Extract all of the data and reproduce it precisely.

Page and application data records
----
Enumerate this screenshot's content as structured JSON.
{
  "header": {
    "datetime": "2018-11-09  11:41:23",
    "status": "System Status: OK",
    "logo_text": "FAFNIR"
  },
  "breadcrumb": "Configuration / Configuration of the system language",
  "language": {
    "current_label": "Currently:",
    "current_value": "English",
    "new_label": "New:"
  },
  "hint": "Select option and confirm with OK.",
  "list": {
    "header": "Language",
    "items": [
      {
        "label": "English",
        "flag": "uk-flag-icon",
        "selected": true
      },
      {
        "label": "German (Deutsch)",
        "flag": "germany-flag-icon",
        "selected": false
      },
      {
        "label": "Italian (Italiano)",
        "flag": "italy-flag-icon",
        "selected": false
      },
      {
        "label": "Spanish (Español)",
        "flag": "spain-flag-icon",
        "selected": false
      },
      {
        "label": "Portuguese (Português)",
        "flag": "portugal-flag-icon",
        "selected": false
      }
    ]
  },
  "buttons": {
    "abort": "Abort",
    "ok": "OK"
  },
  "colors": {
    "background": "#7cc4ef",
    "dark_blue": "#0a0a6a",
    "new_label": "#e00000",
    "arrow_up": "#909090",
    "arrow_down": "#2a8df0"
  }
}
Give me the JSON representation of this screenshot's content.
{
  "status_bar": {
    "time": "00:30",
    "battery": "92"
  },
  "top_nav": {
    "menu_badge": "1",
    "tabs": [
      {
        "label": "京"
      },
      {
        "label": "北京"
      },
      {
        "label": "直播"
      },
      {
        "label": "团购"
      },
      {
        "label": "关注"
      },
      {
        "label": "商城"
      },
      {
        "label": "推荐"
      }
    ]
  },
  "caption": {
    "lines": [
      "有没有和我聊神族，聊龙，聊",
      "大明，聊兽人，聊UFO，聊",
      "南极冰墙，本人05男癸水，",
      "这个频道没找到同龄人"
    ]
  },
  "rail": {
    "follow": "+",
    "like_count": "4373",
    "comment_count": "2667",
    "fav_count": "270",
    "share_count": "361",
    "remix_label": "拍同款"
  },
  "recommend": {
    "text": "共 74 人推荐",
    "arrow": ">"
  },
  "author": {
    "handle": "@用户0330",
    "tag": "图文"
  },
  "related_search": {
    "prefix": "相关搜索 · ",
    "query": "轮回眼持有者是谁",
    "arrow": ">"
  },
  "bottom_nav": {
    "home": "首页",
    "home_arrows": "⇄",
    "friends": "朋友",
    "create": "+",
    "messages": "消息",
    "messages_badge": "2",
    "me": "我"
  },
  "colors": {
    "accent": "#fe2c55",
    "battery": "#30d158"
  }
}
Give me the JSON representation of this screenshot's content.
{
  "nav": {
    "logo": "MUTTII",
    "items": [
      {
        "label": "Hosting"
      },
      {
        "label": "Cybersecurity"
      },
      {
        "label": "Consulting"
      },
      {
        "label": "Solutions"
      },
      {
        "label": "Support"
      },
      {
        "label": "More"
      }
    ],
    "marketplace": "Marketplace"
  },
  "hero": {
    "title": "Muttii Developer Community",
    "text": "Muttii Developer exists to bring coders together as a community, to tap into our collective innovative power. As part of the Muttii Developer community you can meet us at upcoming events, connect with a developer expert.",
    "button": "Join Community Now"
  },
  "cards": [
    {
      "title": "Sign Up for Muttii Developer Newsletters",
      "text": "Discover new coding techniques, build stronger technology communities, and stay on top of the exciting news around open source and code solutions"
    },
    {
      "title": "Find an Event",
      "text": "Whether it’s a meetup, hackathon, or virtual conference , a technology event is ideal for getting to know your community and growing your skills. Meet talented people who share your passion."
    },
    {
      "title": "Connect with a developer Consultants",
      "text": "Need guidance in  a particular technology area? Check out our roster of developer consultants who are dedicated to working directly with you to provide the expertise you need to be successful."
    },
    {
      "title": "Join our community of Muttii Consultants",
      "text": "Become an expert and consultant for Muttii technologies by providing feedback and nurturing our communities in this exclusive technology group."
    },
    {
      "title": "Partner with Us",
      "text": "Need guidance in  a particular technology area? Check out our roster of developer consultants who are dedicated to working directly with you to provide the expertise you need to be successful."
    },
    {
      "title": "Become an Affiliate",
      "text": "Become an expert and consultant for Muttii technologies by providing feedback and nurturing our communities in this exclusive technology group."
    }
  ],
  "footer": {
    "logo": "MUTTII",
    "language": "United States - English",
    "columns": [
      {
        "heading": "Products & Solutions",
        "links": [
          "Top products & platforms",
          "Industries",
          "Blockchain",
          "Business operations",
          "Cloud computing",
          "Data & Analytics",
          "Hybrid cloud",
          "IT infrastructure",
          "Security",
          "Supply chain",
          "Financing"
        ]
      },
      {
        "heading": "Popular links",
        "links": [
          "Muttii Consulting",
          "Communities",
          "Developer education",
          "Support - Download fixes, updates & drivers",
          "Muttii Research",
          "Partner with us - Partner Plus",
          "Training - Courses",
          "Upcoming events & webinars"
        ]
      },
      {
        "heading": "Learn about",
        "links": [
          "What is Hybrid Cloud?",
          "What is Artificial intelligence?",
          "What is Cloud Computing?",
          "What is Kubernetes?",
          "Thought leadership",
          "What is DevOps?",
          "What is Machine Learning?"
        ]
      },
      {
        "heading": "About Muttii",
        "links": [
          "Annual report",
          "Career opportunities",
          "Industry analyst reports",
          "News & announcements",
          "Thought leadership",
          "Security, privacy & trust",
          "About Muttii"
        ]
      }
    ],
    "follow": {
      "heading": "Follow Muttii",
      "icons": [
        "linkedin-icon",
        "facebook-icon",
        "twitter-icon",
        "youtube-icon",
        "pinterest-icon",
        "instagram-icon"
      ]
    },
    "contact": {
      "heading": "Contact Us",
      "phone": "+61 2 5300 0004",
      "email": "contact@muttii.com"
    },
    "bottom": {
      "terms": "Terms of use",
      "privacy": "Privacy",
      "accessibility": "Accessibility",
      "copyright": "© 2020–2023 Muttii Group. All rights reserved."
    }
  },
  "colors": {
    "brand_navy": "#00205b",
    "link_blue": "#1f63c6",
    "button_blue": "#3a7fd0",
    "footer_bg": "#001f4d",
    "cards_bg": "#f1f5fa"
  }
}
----
Reply
Enumerate this screenshot's content as structured JSON.
{
  "header": {
    "datetime": "2018-11-09  11:41:23",
    "status": "System Status: OK",
    "logo_text": "FAFNIR"
  },
  "breadcrumb": "Configuration / Configuration of the system language",
  "language": {
    "current_label": "Currently:",
    "current_value": "English",
    "new_label": "New:"
  },
  "hint": "Select option and confirm with OK.",
  "list": {
    "header": "Language",
    "items": [
      {
        "label": "English",
        "flag": "uk-flag-icon",
        "selected": true
      },
      {
        "label": "German (Deutsch)",
        "flag": "germany-flag-icon",
        "selected": false
      },
      {
        "label": "Italian (Italiano)",
        "flag": "italy-flag-icon",
        "selected": false
      },
      {
        "label": "Spanish (Español)",
        "flag": "spain-flag-icon",
        "selected": false
      },
      {
        "label": "Portuguese (Português)",
        "flag": "portugal-flag-icon",
        "selected": false
      }
    ]
  },
  "buttons": {
    "abort": "Abort",
    "ok": "OK"
  },
  "colors": {
    "background": "#7cc4ef",
    "dark_blue": "#0a0a6a",
    "new_label": "#e00000",
    "arrow_up": "#909090",
    "arrow_down": "#2a8df0"
  }
}
Give me the JSON representation of this screenshot's content.
{
  "status_bar": {
    "time": "00:30",
    "battery": "92"
  },
  "top_nav": {
    "menu_badge": "1",
    "tabs": [
      {
        "label": "京"
      },
      {
        "label": "北京"
      },
      {
        "label": "直播"
      },
      {
        "label": "团购"
      },
      {
        "label": "关注"
      },
      {
        "label": "商城"
      },
      {
        "label": "推荐"
      }
    ]
  },
  "caption": {
    "lines": [
      "有没有和我聊神族，聊龙，聊",
      "大明，聊兽人，聊UFO，聊",
      "南极冰墙，本人05男癸水，",
      "这个频道没找到同龄人"
    ]
  },
  "rail": {
    "follow": "+",
    "like_count": "4373",
    "comment_count": "2667",
    "fav_count": "270",
    "share_count": "361",
    "remix_label": "拍同款"
  },
  "recommend": {
    "text": "共 74 人推荐",
    "arrow": ">"
  },
  "author": {
    "handle": "@用户0330",
    "tag": "图文"
  },
  "related_search": {
    "prefix": "相关搜索 · ",
    "query": "轮回眼持有者是谁",
    "arrow": ">"
  },
  "bottom_nav": {
    "home": "首页",
    "home_arrows": "⇄",
    "friends": "朋友",
    "create": "+",
    "messages": "消息",
    "messages_badge": "2",
    "me": "我"
  },
  "colors": {
    "accent": "#fe2c55",
    "battery": "#30d158"
  }
}
Give me the JSON representation of this screenshot's content.
{
  "nav": {
    "logo": "MUTTII",
    "items": [
      {
        "label": "Hosting"
      },
      {
        "label": "Cybersecurity"
      },
      {
        "label": "Consulting"
      },
      {
        "label": "Solutions"
      },
      {
        "label": "Support"
      },
      {
        "label": "More"
      }
    ],
    "marketplace": "Marketplace"
  },
  "hero": {
    "title": "Muttii Developer Community",
    "text": "Muttii Developer exists to bring coders together as a community, to tap into our collective innovative power. As part of the Muttii Developer community you can meet us at upcoming events, connect with a developer expert.",
    "button": "Join Community Now"
  },
  "cards": [
    {
      "title": "Sign Up for Muttii Developer Newsletters",
      "text": "Discover new coding techniques, build stronger technology communities, and stay on top of the exciting news around open source and code solutions"
    },
    {
      "title": "Find an Event",
      "text": "Whether it’s a meetup, hackathon, or virtual conference , a technology event is ideal for getting to know your community and growing your skills. Meet talented people who share your passion."
    },
    {
      "title": "Connect with a developer Consultants",
      "text": "Need guidance in  a particular technology area? Check out our roster of developer consultants who are dedicated to working directly with you to provide the expertise you need to be successful."
    },
    {
      "title": "Join our community of Muttii Consultants",
      "text": "Become an expert and consultant for Muttii technologies by providing feedback and nurturing our communities in this exclusive technology group."
    },
    {
      "title": "Partner with Us",
      "text": "Need guidance in  a particular technology area? Check out our roster of developer consultants who are dedicated to working directly with you to provide the expertise you need to be successful."
    },
    {
      "title": "Become an Affiliate",
      "text": "Become an expert and consultant for Muttii technologies by providing feedback and nurturing our communities in this exclusive technology group."
    }
  ],
  "footer": {
    "logo": "MUTTII",
    "language": "United States - English",
    "columns": [
      {
        "heading": "Products & Solutions",
        "links": [
          "Top products & platforms",
          "Industries",
          "Blockchain",
          "Business operations",
          "Cloud computing",
          "Data & Analytics",
          "Hybrid cloud",
          "IT infrastructure",
          "Security",
          "Supply chain",
          "Financing"
        ]
      },
      {
        "heading": "Popular links",
        "links": [
          "Muttii Consulting",
          "Communities",
          "Developer education",
          "Support - Download fixes, updates & drivers",
          "Muttii Research",
          "Partner with us - Partner Plus",
          "Training - Courses",
          "Upcoming events & webinars"
        ]
      },
      {
        "heading": "Learn about",
        "links": [
          "What is Hybrid Cloud?",
          "What is Artificial intelligence?",
          "What is Cloud Computing?",
          "What is Kubernetes?",
          "Thought leadership",
          "What is DevOps?",
          "What is Machine Learning?"
        ]
      },
      {
        "heading": "About Muttii",
        "links": [
          "Annual report",
          "Career opportunities",
          "Industry analyst reports",
          "News & announcements",
          "Thought leadership",
          "Security, privacy & trust",
          "About Muttii"
        ]
      }
    ],
    "follow": {
      "heading": "Follow Muttii",
      "icons": [
        "linkedin-icon",
        "facebook-icon",
        "twitter-icon",
        "youtube-icon",
        "pinterest-icon",
        "instagram-icon"
      ]
    },
    "contact": {
      "heading": "Contact Us",
      "phone": "+61 2 5300 0004",
      "email": "contact@muttii.com"
    },
    "bottom": {
      "terms": "Terms of use",
      "privacy": "Privacy",
      "accessibility": "Accessibility",
      "copyright": "© 2020–2023 Muttii Group. All rights reserved."
    }
  },
  "colors": {
    "brand_navy": "#00205b",
    "link_blue": "#1f63c6",
    "button_blue": "#3a7fd0",
    "footer_bg": "#001f4d",
    "cards_bg": "#f1f5fa"
  }
}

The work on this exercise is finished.